Any environment that has even te smallest pool of non-shallow water should have caustics, it just doesn’t feel complete without it. Our Sewers are no exception to this. Aside from being beautiful, caustics are also extremely hard for a computer to generate on the fly, so creating something that looks good but at the same time is performant enough to not bog your game down is a challenge in en of itself.

First of there is creating the caustics, searching google for caustics gives a plethora of results. Though all of them are static single pictures. What we need is a set of animated looping caustics, because doing this by hand is too time consuming. There are 2 ways, the first is using Caustics Generators nifty little program (keep in mind the free version is only for non-commercial use).

Substance Player – Caustics Substance loaded

We however prefer to not throw money around like crazy and opted for the less accurate version using Substance Player (a free program from the creators of Substance Designer), along with the extremely well done Substance by Bruno Afonseca over at Substance share.

Substance Player gives us a great amount of control on how big the Depth should be or how large we want the texture to be. We are using 256×256 because of performance reasons.

Having created the needed caustics texture, comes the part where we actually make them work in the editor.

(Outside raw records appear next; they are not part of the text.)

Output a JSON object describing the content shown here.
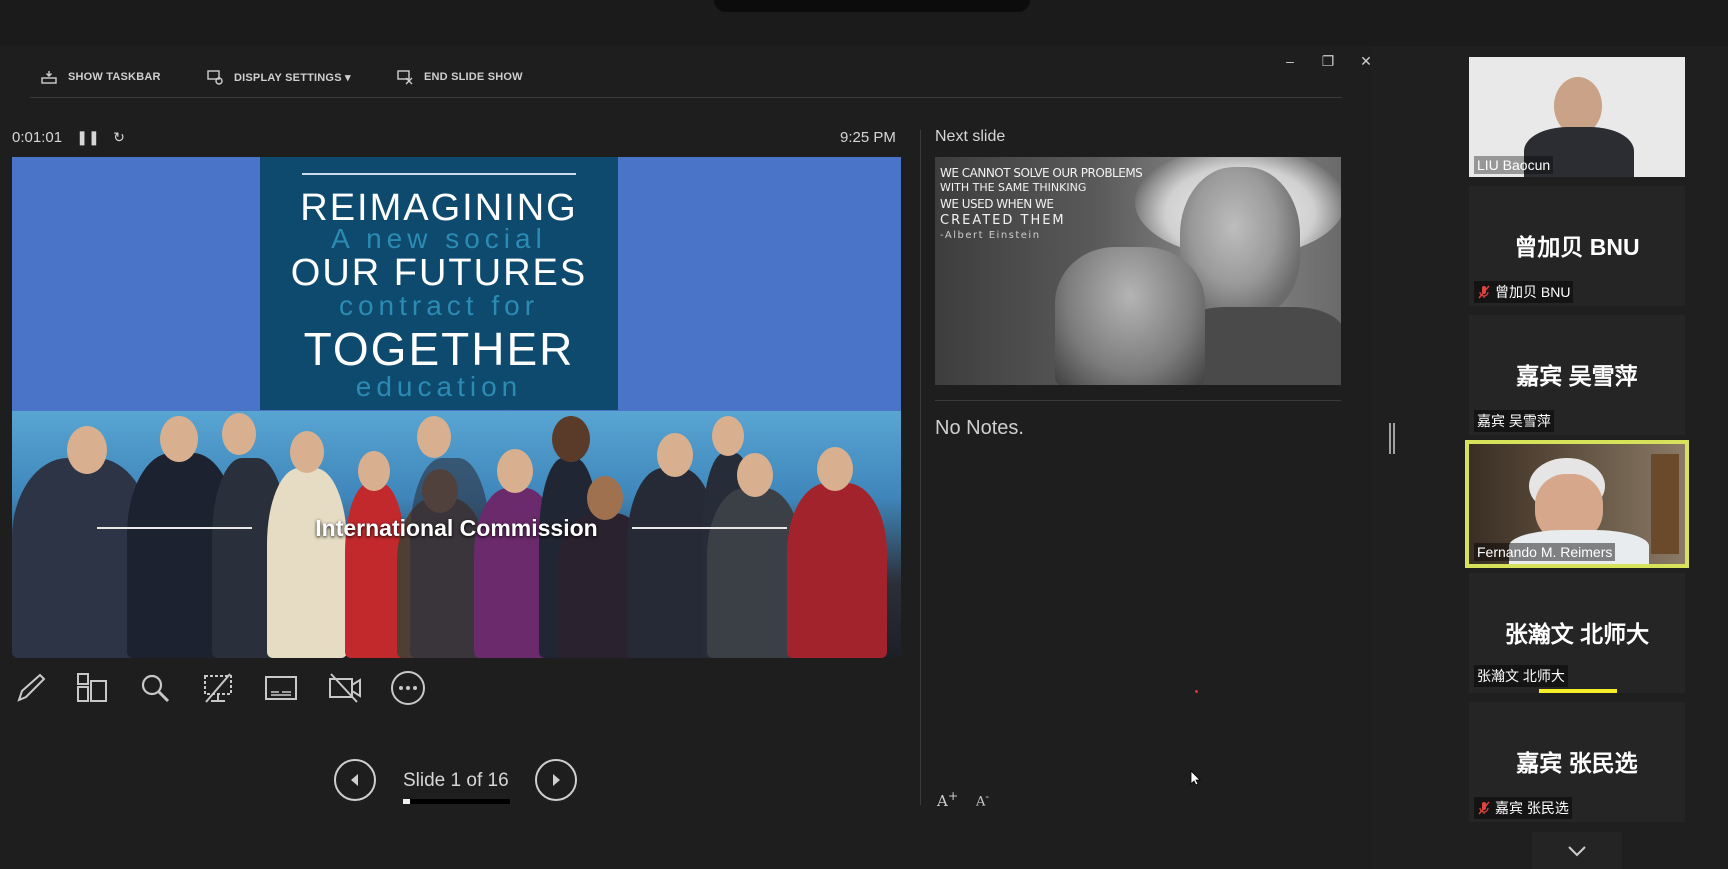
{
  "toolbar": {
    "show_taskbar": "SHOW TASKBAR",
    "display_settings": "DISPLAY SETTINGS ▾",
    "end_slide_show": "END SLIDE SHOW"
  },
  "window_controls": {
    "minimize": "–",
    "restore": "❐",
    "close": "✕"
  },
  "presenter": {
    "elapsed_time": "0:01:01",
    "clock": "9:25 PM",
    "next_slide_label": "Next slide",
    "notes": "No Notes.",
    "slide_counter": "Slide 1 of 16",
    "progress_fraction": 0.0625
  },
  "current_slide": {
    "line_1": "REIMAGINING",
    "line_2": "A new social",
    "line_3": "OUR FUTURES",
    "line_4": "contract for",
    "line_5": "TOGETHER",
    "line_6": "education",
    "caption": "International Commission"
  },
  "next_slide": {
    "quote_line_1": "WE CANNOT SOLVE OUR PROBLEMS",
    "quote_line_2": "WITH THE SAME THINKING",
    "quote_line_3": "WE USED WHEN WE",
    "quote_line_4": "CREATED THEM",
    "quote_author": "-Albert Einstein"
  },
  "font_buttons": {
    "increase": "A",
    "decrease": "A"
  },
  "participants": [
    {
      "name": "LIU Baocun",
      "video": true,
      "muted": false
    },
    {
      "name": "曾加贝 BNU",
      "display": "曾加贝 BNU",
      "video": false,
      "muted": true
    },
    {
      "name": "嘉宾 吴雪萍",
      "display": "嘉宾 吴雪萍",
      "video": false,
      "muted": false
    },
    {
      "name": "Fernando M. Reimers",
      "video": true,
      "muted": false,
      "active_speaker": true
    },
    {
      "name": "张瀚文 北师大",
      "display": "张瀚文 北师大",
      "video": false,
      "muted": false,
      "speaking": true
    },
    {
      "name": "嘉宾 张民选",
      "display": "嘉宾 张民选",
      "video": false,
      "muted": true
    }
  ],
  "colors": {
    "background": "#1f1f1f",
    "slide_blue": "#4a74c8",
    "banner_teal": "#0d4a6d",
    "active_speaker_border": "#d6e25a",
    "mute_red": "#e0443e"
  },
  "icons": [
    "taskbar-icon",
    "display-settings-icon",
    "end-show-icon",
    "pause-icon",
    "restart-icon",
    "pen-icon",
    "see-all-slides-icon",
    "zoom-icon",
    "black-screen-icon",
    "subtitles-icon",
    "camera-off-icon",
    "more-options-icon",
    "previous-icon",
    "next-icon",
    "mute-icon",
    "chevron-down-icon"
  ]
}
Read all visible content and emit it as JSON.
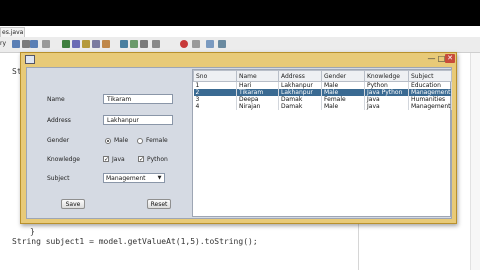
{
  "ide": {
    "tab_label": "es.java",
    "tab_close": "×",
    "toolbar_label": "ry",
    "code_prefix": "Str",
    "code_brace": "}",
    "code_bottom": "String subject1 = model.getValueAt(1,5).toString();",
    "toolbar_colors": [
      "#5a7fb5",
      "#7a7a7a",
      "#5a7fb5",
      "#999999",
      "#3f7f3f",
      "#6b6bb5",
      "#b59a3a",
      "#7a7aa0",
      "#c0884a",
      "#4a7fa0",
      "#6a9a6a",
      "#7a7a7a",
      "#8a8a8a",
      "#c83a3a",
      "#9a9a9a",
      "#7a9ac0",
      "#6a8aa0"
    ]
  },
  "window": {
    "minimize": "—",
    "maximize": "□",
    "close": "✕"
  },
  "form": {
    "name_label": "Name",
    "name_value": "Tikaram",
    "address_label": "Address",
    "address_value": "Lakhanpur",
    "gender_label": "Gender",
    "gender_male": "Male",
    "gender_female": "Female",
    "knowledge_label": "Knowledge",
    "knowledge_java": "Java",
    "knowledge_python": "Python",
    "subject_label": "Subject",
    "subject_value": "Management",
    "save_label": "Save",
    "reset_label": "Reset"
  },
  "table": {
    "headers": [
      "Sno",
      "Name",
      "Address",
      "Gender",
      "Knowledge",
      "Subject"
    ],
    "rows": [
      [
        "1",
        "Hari",
        "Lakhanpur",
        "Male",
        "Python",
        "Education"
      ],
      [
        "2",
        "Tikaram",
        "Lakhanpur",
        "Male",
        "Java Python",
        "Management"
      ],
      [
        "3",
        "Deepa",
        "Damak",
        "Female",
        "Java",
        "Humanities"
      ],
      [
        "4",
        "Nirajan",
        "Damak",
        "Male",
        "Java",
        "Management"
      ]
    ],
    "selected_row": 1
  }
}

The first try consisted of using the old method of creating a shader that supports vertex colors and manually painting the position where the caustics need to be visible. Don’t mind the shady looking baked lighting, it is purely for testing and clarity.

This leaves us with a crisp result and perfectly align-able caustics. However with one BIG downside, any object that needs to receive caustics needs to be painstakingly hand painted with the vertex colors to actually show the caustics. This of course works when you have a beach or are underwater where you have a single material for the entire ground mesh, it however doesn’t work when there are a lot of objects.

Solution 2 involves using the projector, this has the added benefit of creating caustics on any object in its view frustum.

Now this for starters looks good enough to be at least use able, it still however has some downsides. First it stretches across the entire object it hits from its current position, aside from this being extremely obvious, it also looks plain weird. Setting the texture to clamp instead of repeat gives even more problems.

On to the 3rd and final solution, simply using light cookies this in the end was the most elegant and simple solution. Light cookies are a way for Unity to tell a light (spot,point and directional) whether it should have an intensity of 0 or 1, based on a texture. In a way it works exactly the same as the projector.

This fixes the clamping without bringing any of the previous problems back to use, however there is one thing that needs fixing and that’s the strong edge coming from the texture itself. It’s an easy fix though. We simple apply a gradient on the edge of all of our textures using Photoshop batch processing, or using Substance Designer to adjust the substance file. Notice that this also gives the benefit of being able to easily adjust the intensity, color and range. But the biggest added bonus is shadows!

Now that it looks decent enough to be used in the game itself there is only one thing left to do and that is actually animating the texture. For this we create a simple script that replaces the texture at a certain interval, preferably at the same interval the textures were created: 30fps.

using UnityEngine;
public class AnimatedProjector : MonoBehaviour 
    public bool runEditor = true;
    public float fps = 30.0f;
    public bool reload;
    public string textureToReload;
    public Texture2D[] frames;    
    private int frameIndex;
    private Light projector;
//Used for in editor previews of the caustics, some performance impact
    void Update()
        if (!Application.isPlaying && runEditor)
    //Starts the actuall function
    void Awake()
            projector = GetComponent<Light>();
            InvokeRepeating("NextFrame", 1 / fps, 1 / fps);
	void NextFrame()
            projector.cookie = frames[frameIndex];
            frameIndex = (frameIndex + 1) % frames.Length;

Easy and simple, no need to use the update function as this would be too performance heavy for our particular case. What we ended up with is this: